Here are the numbers reported today at 8:30.
The top line number (it's also called the headline number) is elevated of late. Simple math, over the last 3 months, it has picked up to about a .2% average, which is over the 2% Fed mandate of inflation.
Core, which excludes the volatility from food and oil is already at a 2.2% annual run rate. That number has been steadfast.
The Fed made mention yesterday in their release that the low oil and high dollar were "past" events holding back inflation, adding the word "past." Previously, they had said that those factors would hold back inflation. Now implied by the adding of the word "past," they think it's a thing of the past. These factors will seep into inflation.

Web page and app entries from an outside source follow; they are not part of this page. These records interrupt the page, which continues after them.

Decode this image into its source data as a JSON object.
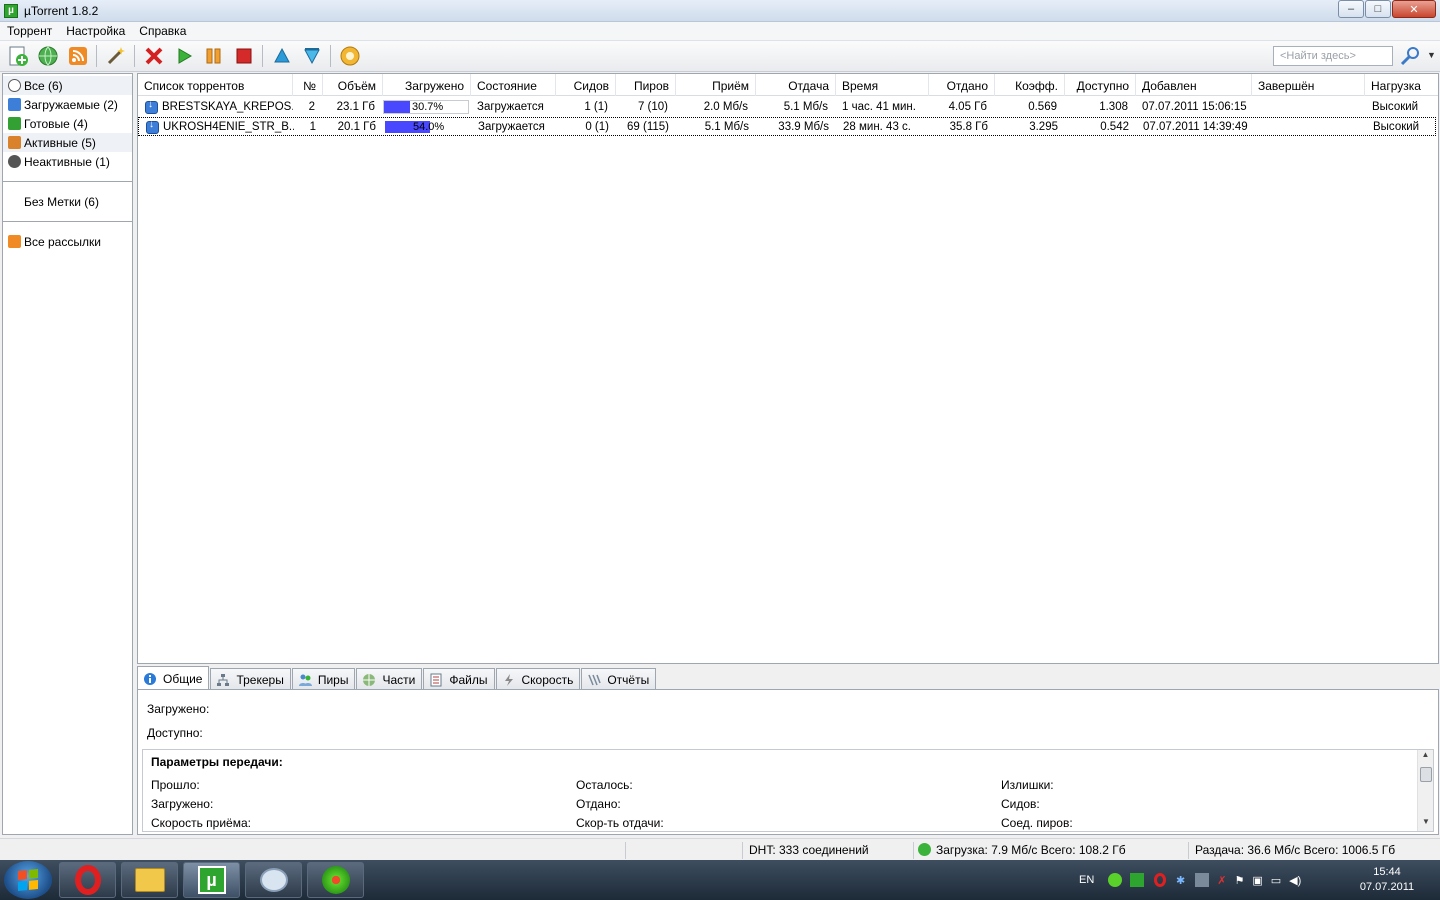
{
  "window": {
    "title": "µTorrent 1.8.2",
    "app_icon_letter": "µ",
    "buttons": {
      "minimize": "–",
      "maximize": "□",
      "close": "✕"
    }
  },
  "menu": [
    "Торрент",
    "Настройка",
    "Справка"
  ],
  "search": {
    "placeholder": "<Найти здесь>"
  },
  "sidebar": {
    "categories": [
      {
        "label": "Все (6)",
        "icon": "all-icon",
        "color": "#555555"
      },
      {
        "label": "Загружаемые (2)",
        "icon": "download-icon",
        "color": "#3d7fd8"
      },
      {
        "label": "Готовые (4)",
        "icon": "seed-icon",
        "color": "#33a033"
      },
      {
        "label": "Активные (5)",
        "icon": "active-icon",
        "color": "#d9822b"
      },
      {
        "label": "Неактивные (1)",
        "icon": "inactive-icon",
        "color": "#555555"
      }
    ],
    "labels": [
      {
        "label": "Без Метки (6)"
      }
    ],
    "feeds": [
      {
        "label": "Все рассылки",
        "icon": "rss-icon",
        "color": "#f08a24"
      }
    ]
  },
  "columns": [
    "Список торрентов",
    "№",
    "Объём",
    "Загружено",
    "Состояние",
    "Сидов",
    "Пиров",
    "Приём",
    "Отдача",
    "Время",
    "Отдано",
    "Коэфф.",
    "Доступно",
    "Добавлен",
    "Завершён",
    "Нагрузка"
  ],
  "torrents": [
    {
      "name": "BRESTSKAYA_KREPOS...",
      "num": "2",
      "size": "23.1 Гб",
      "progress_text": "30.7%",
      "progress": 0.307,
      "status": "Загружается",
      "seeds": "1 (1)",
      "peers": "7 (10)",
      "down": "2.0 Мб/s",
      "up": "5.1 Мб/s",
      "eta": "1 час. 41 мин.",
      "uploaded": "4.05 Гб",
      "ratio": "0.569",
      "avail": "1.308",
      "added": "07.07.2011 15:06:15",
      "completed": "",
      "priority": "Высокий"
    },
    {
      "name": "UKROSH4ENIE_STR_B...",
      "num": "1",
      "size": "20.1 Гб",
      "progress_text": "54.0%",
      "progress": 0.54,
      "status": "Загружается",
      "seeds": "0 (1)",
      "peers": "69 (115)",
      "down": "5.1 Мб/s",
      "up": "33.9 Мб/s",
      "eta": "28 мин. 43 с.",
      "uploaded": "35.8 Гб",
      "ratio": "3.295",
      "avail": "0.542",
      "added": "07.07.2011 14:39:49",
      "completed": "",
      "priority": "Высокий"
    }
  ],
  "tabs": [
    "Общие",
    "Трекеры",
    "Пиры",
    "Части",
    "Файлы",
    "Скорость",
    "Отчёты"
  ],
  "general": {
    "downloaded_label": "Загружено:",
    "available_label": "Доступно:",
    "params_title": "Параметры передачи:",
    "col1": [
      "Прошло:",
      "Загружено:",
      "Скорость приёма:"
    ],
    "col2": [
      "Осталось:",
      "Отдано:",
      "Скор-ть отдачи:"
    ],
    "col3": [
      "Излишки:",
      "Сидов:",
      "Соед. пиров:"
    ]
  },
  "statusbar": {
    "dht": "DHT: 333 соединений",
    "download": "Загрузка: 7.9 Мб/с Всего: 108.2 Гб",
    "upload": "Раздача: 36.6 Мб/с Всего: 1006.5 Гб"
  },
  "taskbar": {
    "language": "EN",
    "time": "15:44",
    "date": "07.07.2011",
    "apps": [
      "opera-icon",
      "explorer-icon",
      "utorrent-icon",
      "paint-icon",
      "icq-icon"
    ]
  }
}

They raised their inflation expectations yesterday (as we reported). We are surprised that they were not more "vocal" about inflation given two factors:
1) CPI core is unwavering and already at their 2% mandate or slightly above.
2) Their transitory factors of oil and the Dollar will now start to add to higher pressure in the "top line" CPI numbers.
This is adding to overall inflation risk. While the Fed is concerned about jobs, inflation is picking up.
Jobless claims picked up week to week and were higher by 13k over last week. We don't really care about it versus expectations because the trends are ultimately, what matter to us.
Jobless claims are still at historically strong levels... but...
JOBLESS CLAIMS DON'T TELL US MUCH ANYMORE
Because despite incredible jobless claims levels, the overall jobs payroll numbers are down. Less people are being hired. Who cares that jobless claims are historically low, less people are filing claims.
The main is that payrolls are slowing which means the economy is slowing.
And so the economy is slowing.
Jobless claims tell us more about inflation than they do about economic health. Why? Because if the labor market is tight, even if it is coming down, wages go up, which is inflationary. The amount of people getting that wage benefit are fewer.
We've been writing that we see stagflation picking up (Sunday). Today's reports are confirmation. CPI was a little more benign than we feared but the trend for stagflation is still in effect. Inflation and slowing growth is negative for the markets (NYSEARCA:SPY).
Good luck and please be in touch. All of your comments teach US a ton.
Elazar Advisors, LLC specializes in earnings and predicts, analyzes and reacts to earnings and earnings events as well as developing current company and macro stories with a hedge fund perspective.
If you want Elazar's analysis on Seeking Alpha, scroll to the top of the article and hit "Follow." Elazar also writes real-time pieces as earnings and news are reported on Seeking Alpha. If you want to be among the first updated, be sure to check the box for "Real-time alerts on this author" under "Follow."
Disclaimer: All investments have many risks and can lose principal in the short and long term. This article is for information purposes only. By reading this, you agree, understand and accept that you take upon yourself all responsibility for all of your investment decisions and to do your own work and hold Chaim Siegel, Elazar Advisors, LLC, bestideas, their related parties, and its authors harmless. #in, $spy, $qqq, $iwm, $vxx, $ycs, $fxe, $EUO, $YCS, $uup, #elazaradvisorsllc, ^GSPC, INDEXSP:.INX,
Disclosure: I am/we are short ES FUTURES BUT THAT CAN CHANGE AT ANY TIME.
I wrote this article myself, and it expresses my own opinions. I am not receiving compensation for it (other than from Seeking Alpha). I have no business relationship with any company whose stock is mentioned in this article.